All of the lines below need to be copied exactly, apart from the pictures.

━━━ Data ━━━

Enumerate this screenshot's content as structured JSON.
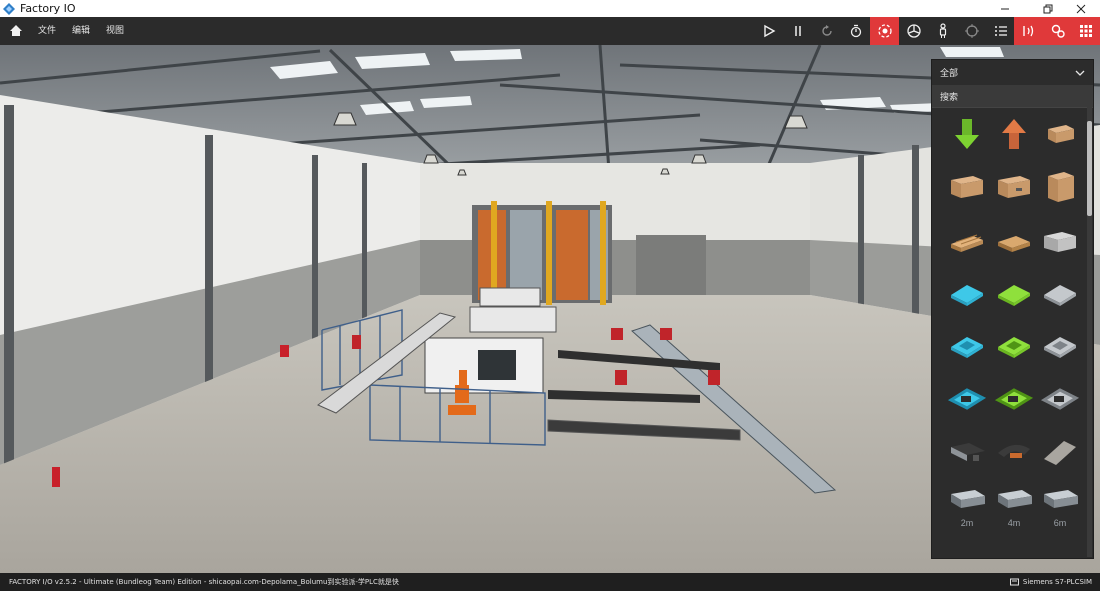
{
  "window": {
    "title": "Factory IO"
  },
  "menu": {
    "home_icon": "home-icon",
    "items": [
      "文件",
      "编辑",
      "视图"
    ]
  },
  "toolbar": {
    "buttons": [
      "play-icon",
      "pause-icon",
      "reset-icon",
      "timer-icon",
      "camera-orbit-icon",
      "camera-fly-icon",
      "first-person-icon",
      "selection-icon",
      "tag-list-icon",
      "sensors-icon",
      "drivers-icon",
      "palette-icon"
    ],
    "active_color": "#e0393a"
  },
  "panel": {
    "category": "全部",
    "search_label": "搜索",
    "parts": [
      {
        "icon": "emitter-icon",
        "sub": ""
      },
      {
        "icon": "remover-icon",
        "sub": ""
      },
      {
        "icon": "small-box-icon",
        "sub": ""
      },
      {
        "icon": "medium-box-icon",
        "sub": ""
      },
      {
        "icon": "large-box-icon",
        "sub": ""
      },
      {
        "icon": "tall-box-icon",
        "sub": ""
      },
      {
        "icon": "pallet-icon",
        "sub": ""
      },
      {
        "icon": "square-pallet-icon",
        "sub": ""
      },
      {
        "icon": "stackable-box-icon",
        "sub": ""
      },
      {
        "icon": "blue-raw-material-icon",
        "sub": ""
      },
      {
        "icon": "green-raw-material-icon",
        "sub": ""
      },
      {
        "icon": "metal-raw-material-icon",
        "sub": ""
      },
      {
        "icon": "blue-product-base-icon",
        "sub": ""
      },
      {
        "icon": "green-product-base-icon",
        "sub": ""
      },
      {
        "icon": "metal-product-base-icon",
        "sub": ""
      },
      {
        "icon": "blue-product-lid-icon",
        "sub": ""
      },
      {
        "icon": "green-product-lid-icon",
        "sub": ""
      },
      {
        "icon": "metal-product-lid-icon",
        "sub": ""
      },
      {
        "icon": "belt-conveyor-icon",
        "sub": ""
      },
      {
        "icon": "curved-belt-icon",
        "sub": ""
      },
      {
        "icon": "floor-plate-icon",
        "sub": ""
      },
      {
        "icon": "roller-conveyor-2m-icon",
        "sub": "2m"
      },
      {
        "icon": "roller-conveyor-4m-icon",
        "sub": "4m"
      },
      {
        "icon": "roller-conveyor-6m-icon",
        "sub": "6m"
      },
      {
        "icon": "roller-curve-icon",
        "sub": ""
      },
      {
        "icon": "chain-transfer-icon",
        "sub": ""
      },
      {
        "icon": "slide-icon",
        "sub": ""
      }
    ]
  },
  "status": {
    "text": "FACTORY I/O v2.5.2 - Ultimate (Bundleog Team) Edition - shicaopai.com-Depolama_Bolumu到实验派-学PLC就是快",
    "driver": "Siemens S7-PLCSIM"
  },
  "colors": {
    "accent": "#e0393a",
    "chrome": "#2b2b2b",
    "statusbar": "#1f1f1f"
  }
}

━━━

**Task answer:**
Enumerate this screenshot's content as structured JSON.
{
  "window": {
    "title": "Factory IO"
  },
  "menu": {
    "home_icon": "home-icon",
    "items": [
      "文件",
      "编辑",
      "视图"
    ]
  },
  "toolbar": {
    "buttons": [
      "play-icon",
      "pause-icon",
      "reset-icon",
      "timer-icon",
      "camera-orbit-icon",
      "camera-fly-icon",
      "first-person-icon",
      "selection-icon",
      "tag-list-icon",
      "sensors-icon",
      "drivers-icon",
      "palette-icon"
    ],
    "active_color": "#e0393a"
  },
  "panel": {
    "category": "全部",
    "search_label": "搜索",
    "parts": [
      {
        "icon": "emitter-icon",
        "sub": ""
      },
      {
        "icon": "remover-icon",
        "sub": ""
      },
      {
        "icon": "small-box-icon",
        "sub": ""
      },
      {
        "icon": "medium-box-icon",
        "sub": ""
      },
      {
        "icon": "large-box-icon",
        "sub": ""
      },
      {
        "icon": "tall-box-icon",
        "sub": ""
      },
      {
        "icon": "pallet-icon",
        "sub": ""
      },
      {
        "icon": "square-pallet-icon",
        "sub": ""
      },
      {
        "icon": "stackable-box-icon",
        "sub": ""
      },
      {
        "icon": "blue-raw-material-icon",
        "sub": ""
      },
      {
        "icon": "green-raw-material-icon",
        "sub": ""
      },
      {
        "icon": "metal-raw-material-icon",
        "sub": ""
      },
      {
        "icon": "blue-product-base-icon",
        "sub": ""
      },
      {
        "icon": "green-product-base-icon",
        "sub": ""
      },
      {
        "icon": "metal-product-base-icon",
        "sub": ""
      },
      {
        "icon": "blue-product-lid-icon",
        "sub": ""
      },
      {
        "icon": "green-product-lid-icon",
        "sub": ""
      },
      {
        "icon": "metal-product-lid-icon",
        "sub": ""
      },
      {
        "icon": "belt-conveyor-icon",
        "sub": ""
      },
      {
        "icon": "curved-belt-icon",
        "sub": ""
      },
      {
        "icon": "floor-plate-icon",
        "sub": ""
      },
      {
        "icon": "roller-conveyor-2m-icon",
        "sub": "2m"
      },
      {
        "icon": "roller-conveyor-4m-icon",
        "sub": "4m"
      },
      {
        "icon": "roller-conveyor-6m-icon",
        "sub": "6m"
      },
      {
        "icon": "roller-curve-icon",
        "sub": ""
      },
      {
        "icon": "chain-transfer-icon",
        "sub": ""
      },
      {
        "icon": "slide-icon",
        "sub": ""
      }
    ]
  },
  "status": {
    "text": "FACTORY I/O v2.5.2 - Ultimate (Bundleog Team) Edition - shicaopai.com-Depolama_Bolumu到实验派-学PLC就是快",
    "driver": "Siemens S7-PLCSIM"
  },
  "colors": {
    "accent": "#e0393a",
    "chrome": "#2b2b2b",
    "statusbar": "#1f1f1f"
  }
}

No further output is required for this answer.